Behind the Great Rotation theory is a fear that when central banks begin to unload their government bonds, private investors will bail out, too, driving interest rates up. That will kill portfolios with heavy bond exposure - and there are a lot of them.
Don't bet on it.
"Structural demand for safe havens is likely to remain high and, when combined with the structural scarcity of such assets, is likely to keep interest rates on safe assets low," economist Michael Gapen wrote in the annual Barclays Equity Gilt Study, a long-running series on asset markets and returns.
Safe assets are, usually, government debt, which rarely default and are easily bought and sold even in times of distress or market dislocation. One of the ironies of the financial crisis is that even though government debt is objectively more risky now, demand is higher.
That's because, in part, if the safest assets are riskier you need more of them in a mixed portfolio to have the same absolute level of risk. It's also because a lot of assets which were created and bought as "safe" before the crisis - such as asset-backed securities - proved to be anything but.
By the loose definitions of 2007, safe assets equaled about 35 percent of global GDP in 2007. Take out all the faux-AAA debt and now that figure is nearer 25 percent, and expected to shrink in the coming decade. Less supply and more demand equals high prices.

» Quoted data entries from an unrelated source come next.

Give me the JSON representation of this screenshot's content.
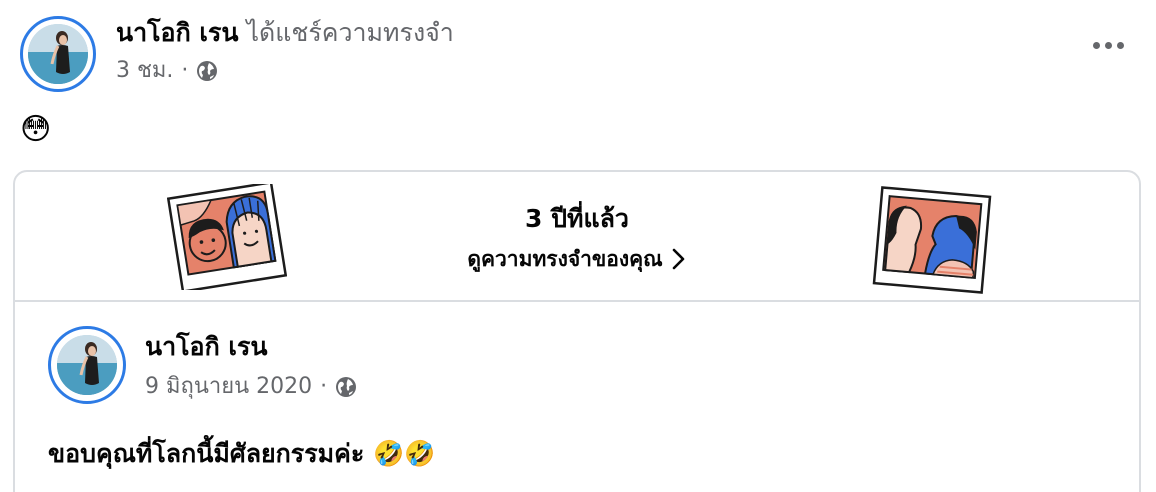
{
  "post": {
    "author_name": "นาโอกิ เรน",
    "action_text": "ได้แชร์ความทรงจำ",
    "time": "3 ชม.",
    "separator": "·",
    "privacy_icon": "globe-icon",
    "text": "😳"
  },
  "memory": {
    "years_ago": "3 ปีที่แล้ว",
    "see_memories": "ดูความทรงจำของคุณ",
    "chevron_icon": "chevron-right-icon"
  },
  "original_post": {
    "author_name": "นาโอกิ เรน",
    "date": "9 มิถุนายน 2020",
    "separator": "·",
    "privacy_icon": "globe-icon",
    "text": "ขอบคุณที่โลกนี้มีศัลยกรรมค่ะ 🤣🤣"
  },
  "colors": {
    "story_ring": "#2d7be5",
    "secondary_text": "#65676b",
    "border": "#dadde1"
  }
}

Figure in that much of the world's wealth is controlled by people in or approaching retirement, and you have a recipe for strong demand for government bonds, even amid a deteriorating longer-term outlook for government finances. After all, savers eventually want to eat their assets, and very few have assets large enough to accept much equity volatility late in life.
As well, new banking regulations being rolled out will force financial companies to hold many more safe assets, a huge source of demand. That process has years to run and will help to keep rates low.
Barclays thinks bonds will still do poorly over the next five years, with safe-haven bonds losing about 2 percent a year when you take inflation into account. Even though demand will be strong, economic growth, and some inflation, will eventually return, eating away at bond values.
Stocks will outperform by 5 to 6 percentage points annually, but that still only implies a 3 to 4 percent real return.
The gap between stock and bond returns - called the equity risk premium - is about at the historic average, but absolute return on equities will be low. Returns on a mixed portfolio will be even worse, perhaps no more than 1.5 to 2.0 percent annually.
For opportunistic investors it makes sense to be aware of the implications of this. I'd be very wary of companies with big pension fund deficits. Those are only going to get worse. I would also worry about the effect that this will have, over five or 10 years, on consumption and savings. There are still good reasons for savings rate to go structurally higher, and that means less money flowing around the economy, and, theoretically, still lower returns on stocks and bonds.
Still, the best advice is to take the best choice in a bad lot: equities. This is especially true for younger investors, who may want to consider keeping bond allocations lower than is usually recommended.
If you are going to lose 2 percent a year on bonds, and maybe about the same on corporate bonds, the less "safety" you can afford, the better off you will be.